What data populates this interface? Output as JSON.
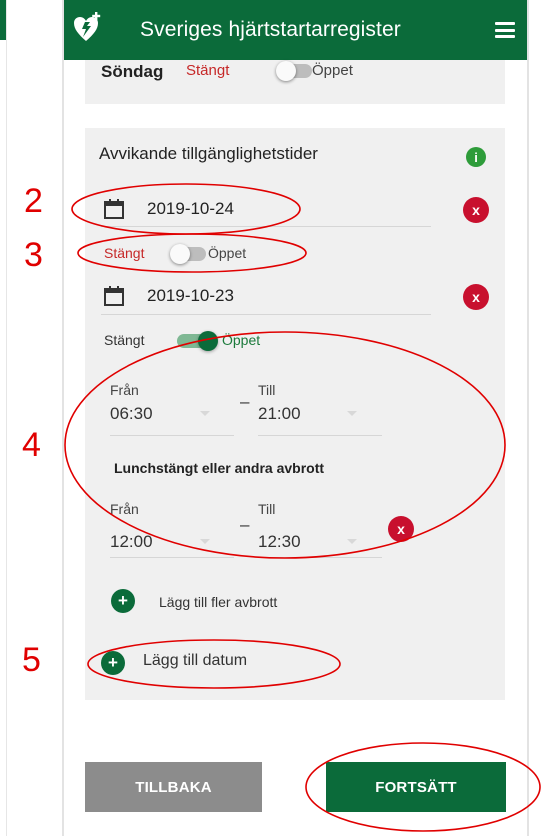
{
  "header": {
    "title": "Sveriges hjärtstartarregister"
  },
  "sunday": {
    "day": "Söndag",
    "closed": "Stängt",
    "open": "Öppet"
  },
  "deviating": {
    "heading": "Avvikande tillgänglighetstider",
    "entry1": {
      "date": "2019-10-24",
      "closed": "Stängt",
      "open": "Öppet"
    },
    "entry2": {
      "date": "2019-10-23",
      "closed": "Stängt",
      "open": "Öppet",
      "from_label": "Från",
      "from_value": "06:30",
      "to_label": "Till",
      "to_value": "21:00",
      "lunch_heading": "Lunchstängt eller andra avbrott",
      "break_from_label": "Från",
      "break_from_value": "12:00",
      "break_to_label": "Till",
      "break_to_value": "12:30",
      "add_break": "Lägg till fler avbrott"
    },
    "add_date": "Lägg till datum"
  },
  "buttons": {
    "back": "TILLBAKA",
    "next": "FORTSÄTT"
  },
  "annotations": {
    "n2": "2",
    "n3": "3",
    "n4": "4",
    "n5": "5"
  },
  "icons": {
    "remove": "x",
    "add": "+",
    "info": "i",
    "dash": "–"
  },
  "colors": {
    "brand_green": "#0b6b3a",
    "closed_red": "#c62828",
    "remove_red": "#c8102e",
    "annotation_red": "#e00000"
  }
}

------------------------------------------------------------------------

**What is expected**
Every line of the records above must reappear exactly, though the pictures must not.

**Answer below**
What data populates this interface? Output as JSON.
{
  "header": {
    "title": "Sveriges hjärtstartarregister"
  },
  "sunday": {
    "day": "Söndag",
    "closed": "Stängt",
    "open": "Öppet"
  },
  "deviating": {
    "heading": "Avvikande tillgänglighetstider",
    "entry1": {
      "date": "2019-10-24",
      "closed": "Stängt",
      "open": "Öppet"
    },
    "entry2": {
      "date": "2019-10-23",
      "closed": "Stängt",
      "open": "Öppet",
      "from_label": "Från",
      "from_value": "06:30",
      "to_label": "Till",
      "to_value": "21:00",
      "lunch_heading": "Lunchstängt eller andra avbrott",
      "break_from_label": "Från",
      "break_from_value": "12:00",
      "break_to_label": "Till",
      "break_to_value": "12:30",
      "add_break": "Lägg till fler avbrott"
    },
    "add_date": "Lägg till datum"
  },
  "buttons": {
    "back": "TILLBAKA",
    "next": "FORTSÄTT"
  },
  "annotations": {
    "n2": "2",
    "n3": "3",
    "n4": "4",
    "n5": "5"
  },
  "icons": {
    "remove": "x",
    "add": "+",
    "info": "i",
    "dash": "–"
  },
  "colors": {
    "brand_green": "#0b6b3a",
    "closed_red": "#c62828",
    "remove_red": "#c8102e",
    "annotation_red": "#e00000"
  }
}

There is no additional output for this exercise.